> [WHAT YOU HAVE TO DO]
Give back the lines below verbatim, omitting all pictures.

> [DATA RECORDS]
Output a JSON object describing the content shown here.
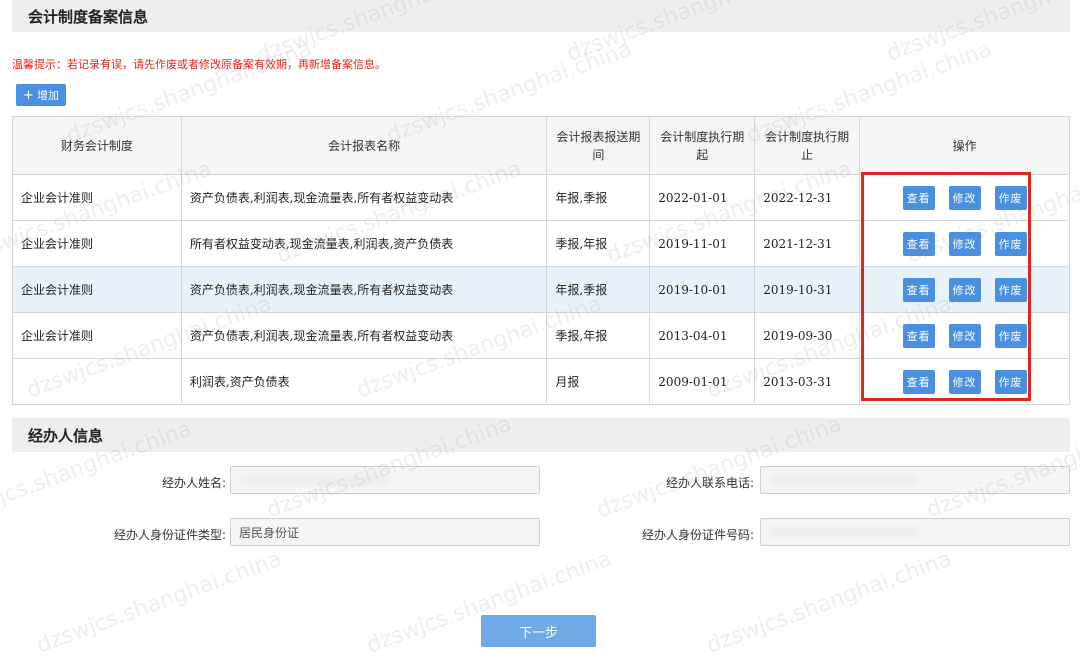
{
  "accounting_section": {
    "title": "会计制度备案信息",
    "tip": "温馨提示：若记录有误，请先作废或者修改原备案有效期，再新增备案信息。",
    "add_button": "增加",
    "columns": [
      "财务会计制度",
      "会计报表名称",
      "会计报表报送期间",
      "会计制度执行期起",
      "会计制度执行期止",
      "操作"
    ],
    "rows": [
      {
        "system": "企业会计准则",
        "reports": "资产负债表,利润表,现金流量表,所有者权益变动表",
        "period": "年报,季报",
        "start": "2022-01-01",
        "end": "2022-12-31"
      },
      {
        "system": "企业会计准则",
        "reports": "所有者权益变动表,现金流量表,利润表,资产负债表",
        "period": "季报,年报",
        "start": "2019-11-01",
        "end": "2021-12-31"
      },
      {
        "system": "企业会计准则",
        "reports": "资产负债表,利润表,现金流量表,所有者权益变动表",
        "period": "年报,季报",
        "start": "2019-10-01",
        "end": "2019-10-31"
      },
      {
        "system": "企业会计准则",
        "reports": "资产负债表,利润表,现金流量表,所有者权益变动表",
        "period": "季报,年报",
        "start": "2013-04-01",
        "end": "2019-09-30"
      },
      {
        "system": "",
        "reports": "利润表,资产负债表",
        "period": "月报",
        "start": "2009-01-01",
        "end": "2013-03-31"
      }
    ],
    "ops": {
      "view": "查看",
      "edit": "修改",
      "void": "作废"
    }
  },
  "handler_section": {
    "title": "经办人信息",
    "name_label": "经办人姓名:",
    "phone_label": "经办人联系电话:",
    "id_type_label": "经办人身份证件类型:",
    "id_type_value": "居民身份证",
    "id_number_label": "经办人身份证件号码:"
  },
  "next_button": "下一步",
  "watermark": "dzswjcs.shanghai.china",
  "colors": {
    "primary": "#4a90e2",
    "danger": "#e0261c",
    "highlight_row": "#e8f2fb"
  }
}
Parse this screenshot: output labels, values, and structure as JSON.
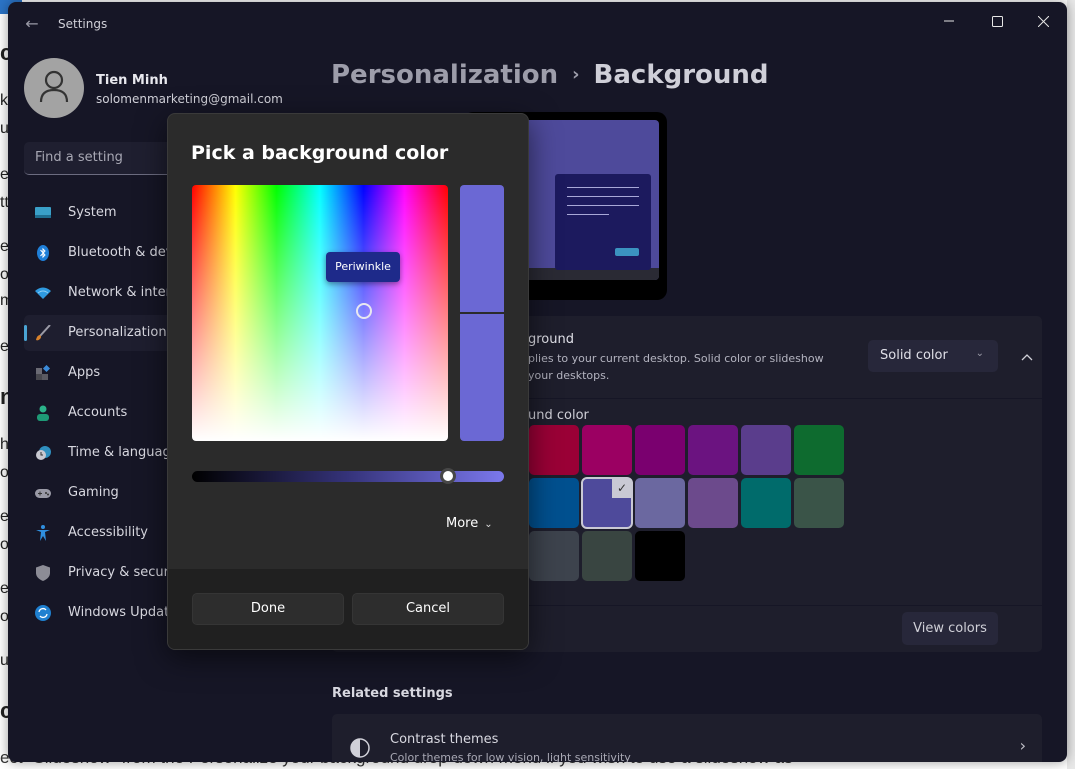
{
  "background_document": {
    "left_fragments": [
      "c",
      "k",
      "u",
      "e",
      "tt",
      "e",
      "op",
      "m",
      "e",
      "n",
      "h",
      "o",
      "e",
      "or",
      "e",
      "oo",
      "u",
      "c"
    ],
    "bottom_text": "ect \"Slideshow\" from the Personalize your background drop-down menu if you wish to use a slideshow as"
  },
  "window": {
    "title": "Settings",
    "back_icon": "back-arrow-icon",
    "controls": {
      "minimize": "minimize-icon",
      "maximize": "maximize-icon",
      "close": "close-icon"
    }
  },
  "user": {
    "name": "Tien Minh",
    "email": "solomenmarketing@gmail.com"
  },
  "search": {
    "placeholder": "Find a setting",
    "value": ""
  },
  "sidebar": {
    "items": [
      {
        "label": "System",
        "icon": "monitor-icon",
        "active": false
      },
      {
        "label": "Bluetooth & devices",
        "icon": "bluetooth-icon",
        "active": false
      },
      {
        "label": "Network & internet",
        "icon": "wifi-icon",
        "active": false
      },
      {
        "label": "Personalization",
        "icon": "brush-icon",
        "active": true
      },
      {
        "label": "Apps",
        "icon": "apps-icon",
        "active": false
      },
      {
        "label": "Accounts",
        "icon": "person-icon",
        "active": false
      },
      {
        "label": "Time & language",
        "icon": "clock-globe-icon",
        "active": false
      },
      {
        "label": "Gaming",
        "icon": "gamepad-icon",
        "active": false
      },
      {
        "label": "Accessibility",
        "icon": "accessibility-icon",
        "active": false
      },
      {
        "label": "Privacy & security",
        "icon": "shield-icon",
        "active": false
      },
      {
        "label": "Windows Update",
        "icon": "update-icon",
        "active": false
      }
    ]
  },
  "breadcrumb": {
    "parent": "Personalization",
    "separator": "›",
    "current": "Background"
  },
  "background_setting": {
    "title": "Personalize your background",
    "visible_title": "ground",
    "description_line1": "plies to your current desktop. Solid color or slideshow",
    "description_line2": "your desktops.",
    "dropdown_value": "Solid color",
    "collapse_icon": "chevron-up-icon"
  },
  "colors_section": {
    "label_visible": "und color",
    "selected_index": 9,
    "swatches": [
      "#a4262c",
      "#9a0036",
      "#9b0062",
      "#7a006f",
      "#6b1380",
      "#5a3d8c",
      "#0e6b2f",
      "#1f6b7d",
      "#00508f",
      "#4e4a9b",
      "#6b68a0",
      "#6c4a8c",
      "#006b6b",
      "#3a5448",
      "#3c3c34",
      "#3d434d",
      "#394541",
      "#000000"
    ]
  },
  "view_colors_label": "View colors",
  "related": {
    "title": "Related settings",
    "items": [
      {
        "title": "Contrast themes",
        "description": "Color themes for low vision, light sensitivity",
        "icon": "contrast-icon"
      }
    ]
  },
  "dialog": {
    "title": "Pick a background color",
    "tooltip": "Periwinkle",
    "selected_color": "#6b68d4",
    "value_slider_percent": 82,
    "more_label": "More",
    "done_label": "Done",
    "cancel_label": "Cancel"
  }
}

> [RESULT BELOW]
Output a JSON object describing the content shown here.
{
  "accounting_section": {
    "title": "会计制度备案信息",
    "tip": "温馨提示：若记录有误，请先作废或者修改原备案有效期，再新增备案信息。",
    "add_button": "增加",
    "columns": [
      "财务会计制度",
      "会计报表名称",
      "会计报表报送期间",
      "会计制度执行期起",
      "会计制度执行期止",
      "操作"
    ],
    "rows": [
      {
        "system": "企业会计准则",
        "reports": "资产负债表,利润表,现金流量表,所有者权益变动表",
        "period": "年报,季报",
        "start": "2022-01-01",
        "end": "2022-12-31"
      },
      {
        "system": "企业会计准则",
        "reports": "所有者权益变动表,现金流量表,利润表,资产负债表",
        "period": "季报,年报",
        "start": "2019-11-01",
        "end": "2021-12-31"
      },
      {
        "system": "企业会计准则",
        "reports": "资产负债表,利润表,现金流量表,所有者权益变动表",
        "period": "年报,季报",
        "start": "2019-10-01",
        "end": "2019-10-31"
      },
      {
        "system": "企业会计准则",
        "reports": "资产负债表,利润表,现金流量表,所有者权益变动表",
        "period": "季报,年报",
        "start": "2013-04-01",
        "end": "2019-09-30"
      },
      {
        "system": "",
        "reports": "利润表,资产负债表",
        "period": "月报",
        "start": "2009-01-01",
        "end": "2013-03-31"
      }
    ],
    "ops": {
      "view": "查看",
      "edit": "修改",
      "void": "作废"
    }
  },
  "handler_section": {
    "title": "经办人信息",
    "name_label": "经办人姓名:",
    "phone_label": "经办人联系电话:",
    "id_type_label": "经办人身份证件类型:",
    "id_type_value": "居民身份证",
    "id_number_label": "经办人身份证件号码:"
  },
  "next_button": "下一步",
  "watermark": "dzswjcs.shanghai.china",
  "colors": {
    "primary": "#4a90e2",
    "danger": "#e0261c",
    "highlight_row": "#e8f2fb"
  }
}
Parse this screenshot: output labels, values, and structure as JSON.
{
  "background_document": {
    "left_fragments": [
      "c",
      "k",
      "u",
      "e",
      "tt",
      "e",
      "op",
      "m",
      "e",
      "n",
      "h",
      "o",
      "e",
      "or",
      "e",
      "oo",
      "u",
      "c"
    ],
    "bottom_text": "ect \"Slideshow\" from the Personalize your background drop-down menu if you wish to use a slideshow as"
  },
  "window": {
    "title": "Settings",
    "back_icon": "back-arrow-icon",
    "controls": {
      "minimize": "minimize-icon",
      "maximize": "maximize-icon",
      "close": "close-icon"
    }
  },
  "user": {
    "name": "Tien Minh",
    "email": "solomenmarketing@gmail.com"
  },
  "search": {
    "placeholder": "Find a setting",
    "value": ""
  },
  "sidebar": {
    "items": [
      {
        "label": "System",
        "icon": "monitor-icon",
        "active": false
      },
      {
        "label": "Bluetooth & devices",
        "icon": "bluetooth-icon",
        "active": false
      },
      {
        "label": "Network & internet",
        "icon": "wifi-icon",
        "active": false
      },
      {
        "label": "Personalization",
        "icon": "brush-icon",
        "active": true
      },
      {
        "label": "Apps",
        "icon": "apps-icon",
        "active": false
      },
      {
        "label": "Accounts",
        "icon": "person-icon",
        "active": false
      },
      {
        "label": "Time & language",
        "icon": "clock-globe-icon",
        "active": false
      },
      {
        "label": "Gaming",
        "icon": "gamepad-icon",
        "active": false
      },
      {
        "label": "Accessibility",
        "icon": "accessibility-icon",
        "active": false
      },
      {
        "label": "Privacy & security",
        "icon": "shield-icon",
        "active": false
      },
      {
        "label": "Windows Update",
        "icon": "update-icon",
        "active": false
      }
    ]
  },
  "breadcrumb": {
    "parent": "Personalization",
    "separator": "›",
    "current": "Background"
  },
  "background_setting": {
    "title": "Personalize your background",
    "visible_title": "ground",
    "description_line1": "plies to your current desktop. Solid color or slideshow",
    "description_line2": "your desktops.",
    "dropdown_value": "Solid color",
    "collapse_icon": "chevron-up-icon"
  },
  "colors_section": {
    "label_visible": "und color",
    "selected_index": 9,
    "swatches": [
      "#a4262c",
      "#9a0036",
      "#9b0062",
      "#7a006f",
      "#6b1380",
      "#5a3d8c",
      "#0e6b2f",
      "#1f6b7d",
      "#00508f",
      "#4e4a9b",
      "#6b68a0",
      "#6c4a8c",
      "#006b6b",
      "#3a5448",
      "#3c3c34",
      "#3d434d",
      "#394541",
      "#000000"
    ]
  },
  "view_colors_label": "View colors",
  "related": {
    "title": "Related settings",
    "items": [
      {
        "title": "Contrast themes",
        "description": "Color themes for low vision, light sensitivity",
        "icon": "contrast-icon"
      }
    ]
  },
  "dialog": {
    "title": "Pick a background color",
    "tooltip": "Periwinkle",
    "selected_color": "#6b68d4",
    "value_slider_percent": 82,
    "more_label": "More",
    "done_label": "Done",
    "cancel_label": "Cancel"
  }
}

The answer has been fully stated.